> EXERCISE: Below are the records; count how many of their lines contain the word "label" and give that number only.

> STORED DATA:
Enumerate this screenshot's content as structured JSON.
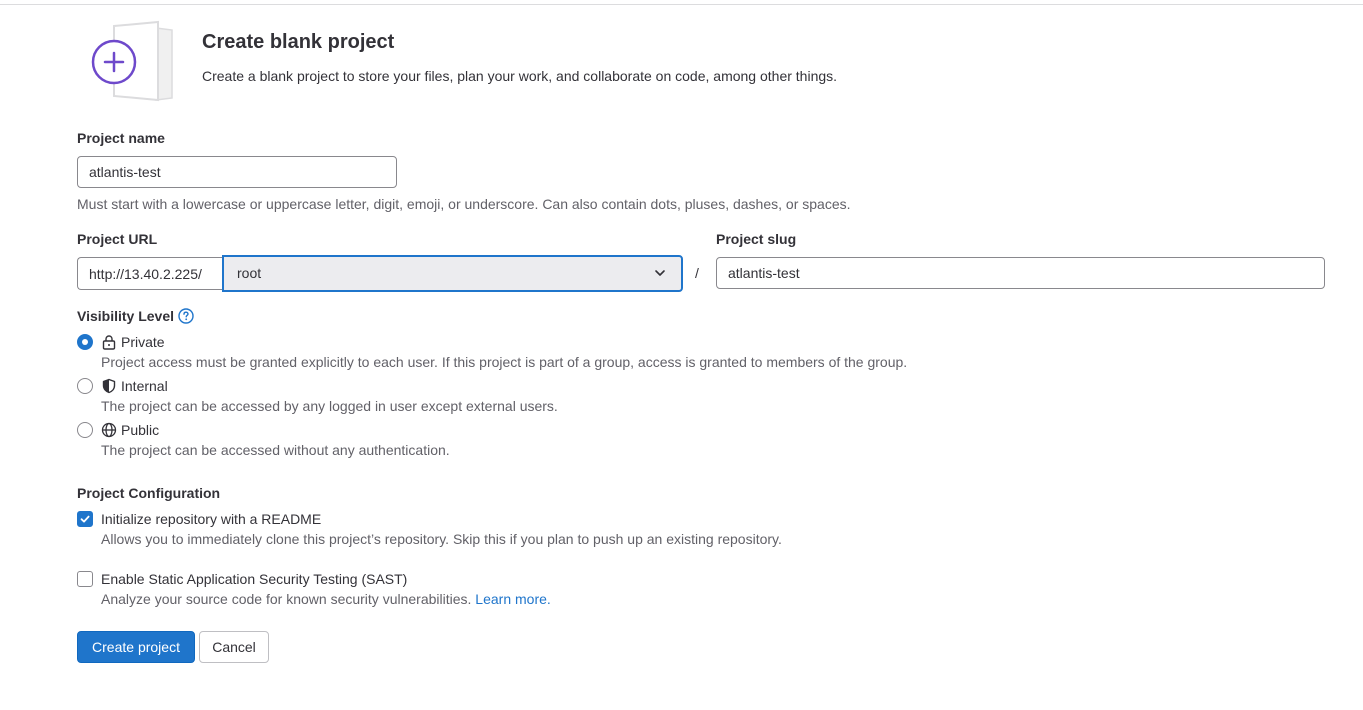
{
  "header": {
    "title": "Create blank project",
    "description": "Create a blank project to store your files, plan your work, and collaborate on code, among other things."
  },
  "project_name": {
    "label": "Project name",
    "value": "atlantis-test",
    "help": "Must start with a lowercase or uppercase letter, digit, emoji, or underscore. Can also contain dots, pluses, dashes, or spaces."
  },
  "project_url": {
    "label": "Project URL",
    "prefix": "http://13.40.2.225/",
    "namespace": "root",
    "separator": "/"
  },
  "project_slug": {
    "label": "Project slug",
    "value": "atlantis-test"
  },
  "visibility": {
    "label": "Visibility Level",
    "help_icon": "question-circle-icon",
    "options": [
      {
        "label": "Private",
        "icon": "lock-icon",
        "checked": true,
        "description": "Project access must be granted explicitly to each user. If this project is part of a group, access is granted to members of the group."
      },
      {
        "label": "Internal",
        "icon": "shield-icon",
        "checked": false,
        "description": "The project can be accessed by any logged in user except external users."
      },
      {
        "label": "Public",
        "icon": "globe-icon",
        "checked": false,
        "description": "The project can be accessed without any authentication."
      }
    ]
  },
  "configuration": {
    "label": "Project Configuration",
    "readme": {
      "label": "Initialize repository with a README",
      "checked": true,
      "description": "Allows you to immediately clone this project’s repository. Skip this if you plan to push up an existing repository."
    },
    "sast": {
      "label": "Enable Static Application Security Testing (SAST)",
      "checked": false,
      "description": "Analyze your source code for known security vulnerabilities.",
      "link": "Learn more."
    }
  },
  "actions": {
    "create": "Create project",
    "cancel": "Cancel"
  },
  "colors": {
    "accent": "#1f75cb",
    "illustration_purple": "#6e49cb",
    "text": "#333238",
    "muted": "#626168"
  }
}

> WRITTEN SOLUTION: 10